Prompt >> How many lines of these records hold the string "JSON"? Reply with the number alone.

Records provided >>
==============================

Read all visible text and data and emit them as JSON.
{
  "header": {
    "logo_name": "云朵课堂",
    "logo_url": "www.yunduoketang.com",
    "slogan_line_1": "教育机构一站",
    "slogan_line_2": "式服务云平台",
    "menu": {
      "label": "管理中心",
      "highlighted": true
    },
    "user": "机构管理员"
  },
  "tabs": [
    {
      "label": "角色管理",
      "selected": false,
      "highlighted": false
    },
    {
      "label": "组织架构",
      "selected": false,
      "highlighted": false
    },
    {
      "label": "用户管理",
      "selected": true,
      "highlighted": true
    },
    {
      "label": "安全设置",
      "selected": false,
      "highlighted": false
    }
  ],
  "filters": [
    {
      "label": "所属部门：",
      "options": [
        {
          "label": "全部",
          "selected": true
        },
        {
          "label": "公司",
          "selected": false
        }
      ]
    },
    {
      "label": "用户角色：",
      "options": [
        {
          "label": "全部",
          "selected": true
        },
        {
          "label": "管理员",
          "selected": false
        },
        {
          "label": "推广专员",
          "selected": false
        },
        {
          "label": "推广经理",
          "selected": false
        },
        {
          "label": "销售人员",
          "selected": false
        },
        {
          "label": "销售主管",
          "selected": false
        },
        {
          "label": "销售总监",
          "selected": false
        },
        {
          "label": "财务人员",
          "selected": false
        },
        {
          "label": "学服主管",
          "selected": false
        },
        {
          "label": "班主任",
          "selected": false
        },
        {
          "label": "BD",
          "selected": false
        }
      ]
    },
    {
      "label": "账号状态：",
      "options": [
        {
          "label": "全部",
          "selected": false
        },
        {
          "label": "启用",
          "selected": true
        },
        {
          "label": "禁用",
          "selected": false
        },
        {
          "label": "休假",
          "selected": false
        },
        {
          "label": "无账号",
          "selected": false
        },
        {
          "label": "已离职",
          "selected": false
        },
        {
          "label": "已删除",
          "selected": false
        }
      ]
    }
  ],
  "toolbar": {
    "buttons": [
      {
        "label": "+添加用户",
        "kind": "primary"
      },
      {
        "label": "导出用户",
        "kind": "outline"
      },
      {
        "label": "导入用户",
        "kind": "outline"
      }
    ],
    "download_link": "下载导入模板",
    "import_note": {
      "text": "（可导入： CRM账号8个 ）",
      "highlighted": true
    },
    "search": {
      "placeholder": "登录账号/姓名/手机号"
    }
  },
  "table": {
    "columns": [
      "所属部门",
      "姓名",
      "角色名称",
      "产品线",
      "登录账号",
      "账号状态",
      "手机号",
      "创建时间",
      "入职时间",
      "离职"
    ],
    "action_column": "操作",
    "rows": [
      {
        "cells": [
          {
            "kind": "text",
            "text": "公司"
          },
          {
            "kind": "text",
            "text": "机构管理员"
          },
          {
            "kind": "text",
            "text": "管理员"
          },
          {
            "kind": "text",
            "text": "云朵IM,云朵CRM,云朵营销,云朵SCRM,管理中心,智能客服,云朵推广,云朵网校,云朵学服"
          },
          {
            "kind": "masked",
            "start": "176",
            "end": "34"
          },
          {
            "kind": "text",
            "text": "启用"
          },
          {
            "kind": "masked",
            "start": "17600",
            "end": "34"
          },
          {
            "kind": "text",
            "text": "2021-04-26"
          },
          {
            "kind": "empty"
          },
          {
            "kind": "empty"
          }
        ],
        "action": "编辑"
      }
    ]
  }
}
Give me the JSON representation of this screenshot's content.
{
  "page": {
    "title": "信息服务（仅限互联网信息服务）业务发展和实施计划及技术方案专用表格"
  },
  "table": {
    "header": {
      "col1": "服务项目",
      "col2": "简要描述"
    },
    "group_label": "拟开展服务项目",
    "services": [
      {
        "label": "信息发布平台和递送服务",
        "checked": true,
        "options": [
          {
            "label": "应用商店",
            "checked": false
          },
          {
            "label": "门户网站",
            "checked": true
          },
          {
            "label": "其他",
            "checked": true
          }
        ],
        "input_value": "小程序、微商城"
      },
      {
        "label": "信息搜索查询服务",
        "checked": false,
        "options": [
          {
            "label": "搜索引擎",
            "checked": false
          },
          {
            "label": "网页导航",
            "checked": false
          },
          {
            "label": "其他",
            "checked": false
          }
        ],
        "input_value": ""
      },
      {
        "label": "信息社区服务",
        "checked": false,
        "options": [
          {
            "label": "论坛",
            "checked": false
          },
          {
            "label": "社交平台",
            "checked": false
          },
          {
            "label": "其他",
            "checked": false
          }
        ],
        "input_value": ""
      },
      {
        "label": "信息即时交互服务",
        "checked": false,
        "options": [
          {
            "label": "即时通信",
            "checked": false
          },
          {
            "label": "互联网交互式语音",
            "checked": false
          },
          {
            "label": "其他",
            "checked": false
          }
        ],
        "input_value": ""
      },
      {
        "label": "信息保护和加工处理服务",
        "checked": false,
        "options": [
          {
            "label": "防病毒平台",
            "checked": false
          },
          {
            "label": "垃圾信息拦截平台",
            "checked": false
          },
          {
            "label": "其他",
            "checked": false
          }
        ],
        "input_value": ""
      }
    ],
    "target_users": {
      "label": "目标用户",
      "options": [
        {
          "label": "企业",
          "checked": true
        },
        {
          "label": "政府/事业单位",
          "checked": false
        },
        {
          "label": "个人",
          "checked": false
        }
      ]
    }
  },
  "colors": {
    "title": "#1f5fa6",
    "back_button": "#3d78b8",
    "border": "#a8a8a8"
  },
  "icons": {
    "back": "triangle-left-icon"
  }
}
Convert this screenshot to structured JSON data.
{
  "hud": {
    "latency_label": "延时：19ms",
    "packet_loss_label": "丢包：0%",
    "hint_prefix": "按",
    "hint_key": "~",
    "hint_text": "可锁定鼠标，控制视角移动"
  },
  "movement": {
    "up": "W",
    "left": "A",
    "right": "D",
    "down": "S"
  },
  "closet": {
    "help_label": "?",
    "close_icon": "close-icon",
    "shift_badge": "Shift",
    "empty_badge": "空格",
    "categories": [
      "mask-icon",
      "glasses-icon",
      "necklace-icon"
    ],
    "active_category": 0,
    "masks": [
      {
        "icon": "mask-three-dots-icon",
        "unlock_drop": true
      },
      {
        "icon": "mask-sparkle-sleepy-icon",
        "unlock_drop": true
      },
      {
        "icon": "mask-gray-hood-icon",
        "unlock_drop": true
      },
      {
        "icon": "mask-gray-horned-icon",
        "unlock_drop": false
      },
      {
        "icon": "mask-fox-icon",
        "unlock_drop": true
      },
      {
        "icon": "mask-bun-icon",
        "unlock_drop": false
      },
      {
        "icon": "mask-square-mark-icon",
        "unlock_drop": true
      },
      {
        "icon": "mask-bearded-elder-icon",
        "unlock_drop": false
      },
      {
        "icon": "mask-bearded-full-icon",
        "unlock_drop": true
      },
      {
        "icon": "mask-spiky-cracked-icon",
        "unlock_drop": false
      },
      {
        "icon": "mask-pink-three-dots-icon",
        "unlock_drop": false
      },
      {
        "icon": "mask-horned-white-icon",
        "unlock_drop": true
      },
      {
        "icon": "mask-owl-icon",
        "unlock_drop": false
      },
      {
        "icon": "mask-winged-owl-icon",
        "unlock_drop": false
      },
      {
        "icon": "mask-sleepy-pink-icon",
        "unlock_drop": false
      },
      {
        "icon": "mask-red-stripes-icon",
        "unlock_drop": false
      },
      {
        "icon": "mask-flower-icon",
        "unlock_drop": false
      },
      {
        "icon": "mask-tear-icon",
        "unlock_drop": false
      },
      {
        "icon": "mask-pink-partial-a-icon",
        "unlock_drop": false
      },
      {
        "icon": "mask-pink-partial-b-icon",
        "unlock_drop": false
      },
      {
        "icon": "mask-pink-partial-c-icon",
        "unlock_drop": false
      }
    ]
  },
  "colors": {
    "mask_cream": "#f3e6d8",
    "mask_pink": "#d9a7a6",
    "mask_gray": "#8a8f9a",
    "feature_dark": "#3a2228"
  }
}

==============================

Task answer >> 3